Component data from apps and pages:
——
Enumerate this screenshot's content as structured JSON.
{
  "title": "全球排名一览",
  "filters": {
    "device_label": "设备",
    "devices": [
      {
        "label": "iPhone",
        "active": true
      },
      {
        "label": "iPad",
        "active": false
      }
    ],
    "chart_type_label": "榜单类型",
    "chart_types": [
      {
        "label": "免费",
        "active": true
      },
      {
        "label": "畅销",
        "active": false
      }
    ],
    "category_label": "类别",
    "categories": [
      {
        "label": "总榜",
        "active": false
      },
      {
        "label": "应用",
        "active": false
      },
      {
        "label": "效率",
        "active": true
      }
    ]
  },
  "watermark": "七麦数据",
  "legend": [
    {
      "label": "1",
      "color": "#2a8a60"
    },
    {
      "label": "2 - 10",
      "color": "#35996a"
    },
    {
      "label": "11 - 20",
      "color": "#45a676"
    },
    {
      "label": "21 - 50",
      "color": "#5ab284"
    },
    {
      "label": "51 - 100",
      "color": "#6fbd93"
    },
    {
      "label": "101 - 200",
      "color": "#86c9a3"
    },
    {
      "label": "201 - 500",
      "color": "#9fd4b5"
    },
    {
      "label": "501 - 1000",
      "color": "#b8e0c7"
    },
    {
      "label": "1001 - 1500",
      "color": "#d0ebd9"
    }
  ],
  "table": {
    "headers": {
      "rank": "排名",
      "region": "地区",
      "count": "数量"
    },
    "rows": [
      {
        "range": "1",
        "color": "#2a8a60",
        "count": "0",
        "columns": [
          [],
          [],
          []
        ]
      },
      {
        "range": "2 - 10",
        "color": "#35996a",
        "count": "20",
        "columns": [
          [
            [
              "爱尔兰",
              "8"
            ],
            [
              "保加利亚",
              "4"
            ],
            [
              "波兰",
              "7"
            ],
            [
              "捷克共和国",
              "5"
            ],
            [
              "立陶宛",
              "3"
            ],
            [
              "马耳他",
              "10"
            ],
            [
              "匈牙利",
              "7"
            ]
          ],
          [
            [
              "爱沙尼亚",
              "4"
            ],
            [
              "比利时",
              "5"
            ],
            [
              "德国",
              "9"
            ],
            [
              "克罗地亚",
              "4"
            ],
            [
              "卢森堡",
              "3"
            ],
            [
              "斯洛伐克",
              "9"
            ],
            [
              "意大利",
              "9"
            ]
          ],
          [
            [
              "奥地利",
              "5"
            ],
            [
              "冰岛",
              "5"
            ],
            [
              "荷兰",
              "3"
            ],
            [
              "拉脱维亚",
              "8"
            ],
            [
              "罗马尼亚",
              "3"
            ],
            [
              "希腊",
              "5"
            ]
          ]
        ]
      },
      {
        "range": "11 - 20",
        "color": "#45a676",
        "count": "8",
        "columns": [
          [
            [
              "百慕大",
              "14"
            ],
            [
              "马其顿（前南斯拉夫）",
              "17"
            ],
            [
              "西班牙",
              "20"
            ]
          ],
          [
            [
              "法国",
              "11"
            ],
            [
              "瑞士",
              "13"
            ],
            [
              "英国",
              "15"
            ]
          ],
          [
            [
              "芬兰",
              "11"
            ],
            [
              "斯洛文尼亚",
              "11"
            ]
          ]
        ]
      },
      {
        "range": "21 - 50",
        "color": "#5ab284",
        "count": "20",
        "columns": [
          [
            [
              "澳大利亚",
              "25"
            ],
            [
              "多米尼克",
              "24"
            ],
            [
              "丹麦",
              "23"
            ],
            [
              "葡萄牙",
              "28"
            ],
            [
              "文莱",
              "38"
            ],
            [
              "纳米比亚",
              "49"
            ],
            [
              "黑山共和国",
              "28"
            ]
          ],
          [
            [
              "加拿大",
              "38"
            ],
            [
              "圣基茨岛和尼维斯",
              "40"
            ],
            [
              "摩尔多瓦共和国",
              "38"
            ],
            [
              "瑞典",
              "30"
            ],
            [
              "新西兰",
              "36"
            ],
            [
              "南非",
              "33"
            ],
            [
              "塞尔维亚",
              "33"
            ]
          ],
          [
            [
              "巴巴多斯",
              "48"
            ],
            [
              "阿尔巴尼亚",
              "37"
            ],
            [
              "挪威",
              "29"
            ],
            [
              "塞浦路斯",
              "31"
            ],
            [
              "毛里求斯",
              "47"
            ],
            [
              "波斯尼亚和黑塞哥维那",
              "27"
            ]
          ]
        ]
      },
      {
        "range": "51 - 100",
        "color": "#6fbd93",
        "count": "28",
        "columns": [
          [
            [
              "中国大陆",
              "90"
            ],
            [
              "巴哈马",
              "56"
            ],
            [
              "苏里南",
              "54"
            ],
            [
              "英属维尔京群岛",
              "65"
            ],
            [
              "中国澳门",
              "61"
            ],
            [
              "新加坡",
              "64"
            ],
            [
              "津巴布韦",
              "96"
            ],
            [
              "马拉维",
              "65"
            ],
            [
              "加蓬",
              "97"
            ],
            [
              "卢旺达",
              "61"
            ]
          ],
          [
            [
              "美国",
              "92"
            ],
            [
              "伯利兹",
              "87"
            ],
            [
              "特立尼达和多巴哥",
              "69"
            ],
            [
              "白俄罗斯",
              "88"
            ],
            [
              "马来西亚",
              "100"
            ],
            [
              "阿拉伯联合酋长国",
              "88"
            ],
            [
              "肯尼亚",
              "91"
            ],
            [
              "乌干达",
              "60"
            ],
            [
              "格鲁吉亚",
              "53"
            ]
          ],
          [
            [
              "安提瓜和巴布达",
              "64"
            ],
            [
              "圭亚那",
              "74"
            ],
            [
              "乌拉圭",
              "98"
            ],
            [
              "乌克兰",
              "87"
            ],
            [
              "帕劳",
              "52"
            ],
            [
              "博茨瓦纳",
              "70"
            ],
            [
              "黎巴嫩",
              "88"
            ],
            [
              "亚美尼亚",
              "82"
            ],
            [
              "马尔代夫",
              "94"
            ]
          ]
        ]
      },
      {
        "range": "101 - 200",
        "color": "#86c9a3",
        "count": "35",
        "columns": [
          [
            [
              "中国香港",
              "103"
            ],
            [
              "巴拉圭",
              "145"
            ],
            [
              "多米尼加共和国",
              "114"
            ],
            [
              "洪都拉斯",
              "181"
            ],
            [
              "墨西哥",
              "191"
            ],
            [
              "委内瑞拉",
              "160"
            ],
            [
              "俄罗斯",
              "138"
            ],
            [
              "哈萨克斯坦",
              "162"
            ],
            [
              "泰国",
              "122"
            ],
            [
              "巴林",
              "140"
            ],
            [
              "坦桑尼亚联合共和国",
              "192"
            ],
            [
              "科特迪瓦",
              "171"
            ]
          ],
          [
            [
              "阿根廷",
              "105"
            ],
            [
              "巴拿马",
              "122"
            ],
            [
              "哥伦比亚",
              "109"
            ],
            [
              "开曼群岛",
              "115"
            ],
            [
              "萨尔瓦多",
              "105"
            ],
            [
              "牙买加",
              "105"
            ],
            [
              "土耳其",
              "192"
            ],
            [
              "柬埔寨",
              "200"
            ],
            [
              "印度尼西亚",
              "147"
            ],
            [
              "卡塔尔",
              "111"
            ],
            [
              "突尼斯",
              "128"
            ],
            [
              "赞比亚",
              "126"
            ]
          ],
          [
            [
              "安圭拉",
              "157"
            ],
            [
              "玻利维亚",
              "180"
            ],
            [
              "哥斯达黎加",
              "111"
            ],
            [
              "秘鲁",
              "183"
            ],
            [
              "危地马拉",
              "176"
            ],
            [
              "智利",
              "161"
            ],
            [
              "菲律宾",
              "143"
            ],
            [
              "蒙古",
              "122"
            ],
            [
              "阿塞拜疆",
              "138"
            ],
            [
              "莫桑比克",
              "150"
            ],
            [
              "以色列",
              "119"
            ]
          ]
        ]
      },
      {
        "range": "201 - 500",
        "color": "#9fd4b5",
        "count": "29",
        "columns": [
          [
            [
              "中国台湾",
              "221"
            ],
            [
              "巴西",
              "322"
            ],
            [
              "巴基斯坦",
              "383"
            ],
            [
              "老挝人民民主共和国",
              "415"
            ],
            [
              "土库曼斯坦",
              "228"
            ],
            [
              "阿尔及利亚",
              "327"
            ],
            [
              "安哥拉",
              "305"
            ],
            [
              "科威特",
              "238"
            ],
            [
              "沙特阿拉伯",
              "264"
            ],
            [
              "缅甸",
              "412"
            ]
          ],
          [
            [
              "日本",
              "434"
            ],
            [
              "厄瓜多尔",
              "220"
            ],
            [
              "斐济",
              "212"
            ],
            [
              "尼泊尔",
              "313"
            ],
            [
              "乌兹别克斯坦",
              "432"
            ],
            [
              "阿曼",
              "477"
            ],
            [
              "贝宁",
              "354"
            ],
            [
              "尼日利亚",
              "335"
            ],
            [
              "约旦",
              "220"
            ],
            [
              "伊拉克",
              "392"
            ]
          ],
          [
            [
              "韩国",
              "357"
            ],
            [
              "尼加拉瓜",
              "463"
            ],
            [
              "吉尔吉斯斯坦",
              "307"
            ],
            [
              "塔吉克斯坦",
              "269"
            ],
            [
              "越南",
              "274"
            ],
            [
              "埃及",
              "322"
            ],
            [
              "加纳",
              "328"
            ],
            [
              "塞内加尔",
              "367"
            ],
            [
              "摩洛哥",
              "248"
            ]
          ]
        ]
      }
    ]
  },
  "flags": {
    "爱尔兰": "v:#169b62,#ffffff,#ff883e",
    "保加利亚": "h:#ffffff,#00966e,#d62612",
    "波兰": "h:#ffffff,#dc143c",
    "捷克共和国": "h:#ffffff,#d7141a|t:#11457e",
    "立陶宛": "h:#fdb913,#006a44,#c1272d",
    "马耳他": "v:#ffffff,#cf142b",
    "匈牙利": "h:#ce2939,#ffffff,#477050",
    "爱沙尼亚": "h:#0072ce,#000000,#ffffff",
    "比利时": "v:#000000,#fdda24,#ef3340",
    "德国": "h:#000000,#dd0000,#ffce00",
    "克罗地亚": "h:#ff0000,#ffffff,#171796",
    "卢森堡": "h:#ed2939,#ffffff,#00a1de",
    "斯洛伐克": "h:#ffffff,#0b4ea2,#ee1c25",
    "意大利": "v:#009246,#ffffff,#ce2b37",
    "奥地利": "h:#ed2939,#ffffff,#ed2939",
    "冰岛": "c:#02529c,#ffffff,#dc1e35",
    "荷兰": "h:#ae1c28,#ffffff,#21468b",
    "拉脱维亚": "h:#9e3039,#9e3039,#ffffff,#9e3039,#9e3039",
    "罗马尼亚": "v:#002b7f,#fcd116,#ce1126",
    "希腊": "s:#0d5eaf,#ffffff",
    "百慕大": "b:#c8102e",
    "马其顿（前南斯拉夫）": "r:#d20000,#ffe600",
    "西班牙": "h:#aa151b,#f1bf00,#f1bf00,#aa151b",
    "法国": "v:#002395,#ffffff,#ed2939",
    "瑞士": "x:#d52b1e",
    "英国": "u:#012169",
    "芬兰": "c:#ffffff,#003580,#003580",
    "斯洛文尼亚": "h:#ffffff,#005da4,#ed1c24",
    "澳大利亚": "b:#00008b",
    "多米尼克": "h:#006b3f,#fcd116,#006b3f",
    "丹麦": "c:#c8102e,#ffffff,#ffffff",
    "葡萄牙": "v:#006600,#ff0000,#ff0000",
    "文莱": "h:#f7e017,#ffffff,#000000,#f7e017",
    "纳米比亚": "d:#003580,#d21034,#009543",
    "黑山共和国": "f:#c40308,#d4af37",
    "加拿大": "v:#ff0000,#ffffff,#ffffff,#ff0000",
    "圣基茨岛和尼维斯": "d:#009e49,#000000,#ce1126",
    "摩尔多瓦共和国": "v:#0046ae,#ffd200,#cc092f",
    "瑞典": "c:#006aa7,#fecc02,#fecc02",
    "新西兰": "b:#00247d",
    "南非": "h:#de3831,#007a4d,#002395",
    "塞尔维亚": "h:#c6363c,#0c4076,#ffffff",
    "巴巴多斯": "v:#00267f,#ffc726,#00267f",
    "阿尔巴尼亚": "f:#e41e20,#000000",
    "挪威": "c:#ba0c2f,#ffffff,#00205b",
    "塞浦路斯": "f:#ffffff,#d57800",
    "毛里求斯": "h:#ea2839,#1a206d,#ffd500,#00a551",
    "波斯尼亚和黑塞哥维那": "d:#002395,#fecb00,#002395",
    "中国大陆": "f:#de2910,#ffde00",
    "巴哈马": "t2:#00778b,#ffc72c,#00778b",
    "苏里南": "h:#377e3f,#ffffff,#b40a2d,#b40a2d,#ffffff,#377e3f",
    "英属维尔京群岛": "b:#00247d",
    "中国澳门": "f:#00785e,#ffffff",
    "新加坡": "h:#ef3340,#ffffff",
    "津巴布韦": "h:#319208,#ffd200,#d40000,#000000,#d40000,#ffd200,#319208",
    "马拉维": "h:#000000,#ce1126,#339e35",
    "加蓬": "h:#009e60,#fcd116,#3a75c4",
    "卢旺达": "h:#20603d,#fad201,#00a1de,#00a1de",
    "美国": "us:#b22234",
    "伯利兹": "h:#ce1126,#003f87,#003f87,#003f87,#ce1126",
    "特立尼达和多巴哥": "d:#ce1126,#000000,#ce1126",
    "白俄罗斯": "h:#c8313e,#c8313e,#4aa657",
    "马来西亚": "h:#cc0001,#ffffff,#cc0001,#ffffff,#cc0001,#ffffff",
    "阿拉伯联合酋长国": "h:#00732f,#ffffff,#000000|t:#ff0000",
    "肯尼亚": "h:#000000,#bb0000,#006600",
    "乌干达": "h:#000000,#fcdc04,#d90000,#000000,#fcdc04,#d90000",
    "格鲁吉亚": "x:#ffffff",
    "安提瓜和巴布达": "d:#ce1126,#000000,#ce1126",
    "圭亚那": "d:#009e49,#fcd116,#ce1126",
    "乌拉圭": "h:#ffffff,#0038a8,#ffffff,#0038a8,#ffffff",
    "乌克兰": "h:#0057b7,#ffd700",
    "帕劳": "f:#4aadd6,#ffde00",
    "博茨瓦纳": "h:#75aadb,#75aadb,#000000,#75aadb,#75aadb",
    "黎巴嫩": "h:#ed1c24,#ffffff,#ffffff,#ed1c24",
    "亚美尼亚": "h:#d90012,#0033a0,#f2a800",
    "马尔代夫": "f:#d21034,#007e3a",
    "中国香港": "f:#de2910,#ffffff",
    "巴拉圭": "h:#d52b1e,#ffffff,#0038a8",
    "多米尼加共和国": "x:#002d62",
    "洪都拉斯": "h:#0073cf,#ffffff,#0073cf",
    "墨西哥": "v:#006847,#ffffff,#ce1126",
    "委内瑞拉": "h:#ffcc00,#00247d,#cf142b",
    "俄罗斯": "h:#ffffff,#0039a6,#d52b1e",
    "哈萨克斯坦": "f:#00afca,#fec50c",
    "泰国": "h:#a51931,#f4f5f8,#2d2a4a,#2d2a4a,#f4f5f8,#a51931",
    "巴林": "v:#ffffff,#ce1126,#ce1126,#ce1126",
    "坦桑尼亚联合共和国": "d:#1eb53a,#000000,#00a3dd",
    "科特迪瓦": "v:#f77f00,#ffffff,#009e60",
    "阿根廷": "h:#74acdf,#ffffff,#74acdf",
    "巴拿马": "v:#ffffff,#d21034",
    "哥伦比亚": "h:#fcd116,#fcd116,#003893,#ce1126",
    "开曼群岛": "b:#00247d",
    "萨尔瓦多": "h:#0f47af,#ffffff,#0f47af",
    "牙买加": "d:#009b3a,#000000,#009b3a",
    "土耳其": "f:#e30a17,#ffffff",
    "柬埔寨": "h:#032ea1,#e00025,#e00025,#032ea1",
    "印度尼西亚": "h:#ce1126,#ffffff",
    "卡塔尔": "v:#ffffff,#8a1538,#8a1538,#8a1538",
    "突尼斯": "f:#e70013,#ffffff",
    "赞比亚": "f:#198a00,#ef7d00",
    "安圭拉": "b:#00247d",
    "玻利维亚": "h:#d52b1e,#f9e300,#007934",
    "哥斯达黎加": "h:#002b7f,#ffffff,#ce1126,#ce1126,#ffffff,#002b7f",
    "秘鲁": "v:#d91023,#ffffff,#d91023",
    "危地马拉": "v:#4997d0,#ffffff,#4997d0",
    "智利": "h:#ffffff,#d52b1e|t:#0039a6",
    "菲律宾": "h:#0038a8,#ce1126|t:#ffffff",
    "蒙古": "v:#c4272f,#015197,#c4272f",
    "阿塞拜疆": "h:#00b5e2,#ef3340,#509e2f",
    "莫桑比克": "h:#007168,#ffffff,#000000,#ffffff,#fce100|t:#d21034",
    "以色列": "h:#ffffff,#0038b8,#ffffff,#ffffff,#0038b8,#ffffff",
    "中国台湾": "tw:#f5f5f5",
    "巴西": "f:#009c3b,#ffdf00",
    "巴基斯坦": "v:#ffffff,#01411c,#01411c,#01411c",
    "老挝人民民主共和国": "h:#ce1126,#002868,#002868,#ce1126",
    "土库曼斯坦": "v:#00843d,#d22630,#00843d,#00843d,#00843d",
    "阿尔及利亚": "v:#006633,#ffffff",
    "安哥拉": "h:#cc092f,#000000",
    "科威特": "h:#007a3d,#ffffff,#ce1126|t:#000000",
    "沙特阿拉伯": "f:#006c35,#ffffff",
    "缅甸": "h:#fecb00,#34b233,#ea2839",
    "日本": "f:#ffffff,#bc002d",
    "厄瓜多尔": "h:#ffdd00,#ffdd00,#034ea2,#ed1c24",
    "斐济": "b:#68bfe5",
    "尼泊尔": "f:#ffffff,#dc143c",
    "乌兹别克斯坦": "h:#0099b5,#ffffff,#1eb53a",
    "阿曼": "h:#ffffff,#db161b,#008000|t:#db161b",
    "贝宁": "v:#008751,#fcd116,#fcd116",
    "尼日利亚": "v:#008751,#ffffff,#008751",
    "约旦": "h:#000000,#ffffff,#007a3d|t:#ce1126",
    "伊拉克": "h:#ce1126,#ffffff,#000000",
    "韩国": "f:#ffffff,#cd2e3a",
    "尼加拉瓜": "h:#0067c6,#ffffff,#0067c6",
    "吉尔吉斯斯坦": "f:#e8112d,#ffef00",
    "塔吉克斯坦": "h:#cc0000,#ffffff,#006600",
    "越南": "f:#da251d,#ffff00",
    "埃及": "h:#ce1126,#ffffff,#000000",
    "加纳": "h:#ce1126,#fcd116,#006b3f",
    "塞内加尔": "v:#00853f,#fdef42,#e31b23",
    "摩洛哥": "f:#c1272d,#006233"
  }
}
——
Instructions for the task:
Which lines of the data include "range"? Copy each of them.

Answer to the problem:
        "range": "1",
        "range": "2 - 10",
        "range": "11 - 20",
        "range": "21 - 50",
        "range": "51 - 100",
        "range": "101 - 200",
        "range": "201 - 500",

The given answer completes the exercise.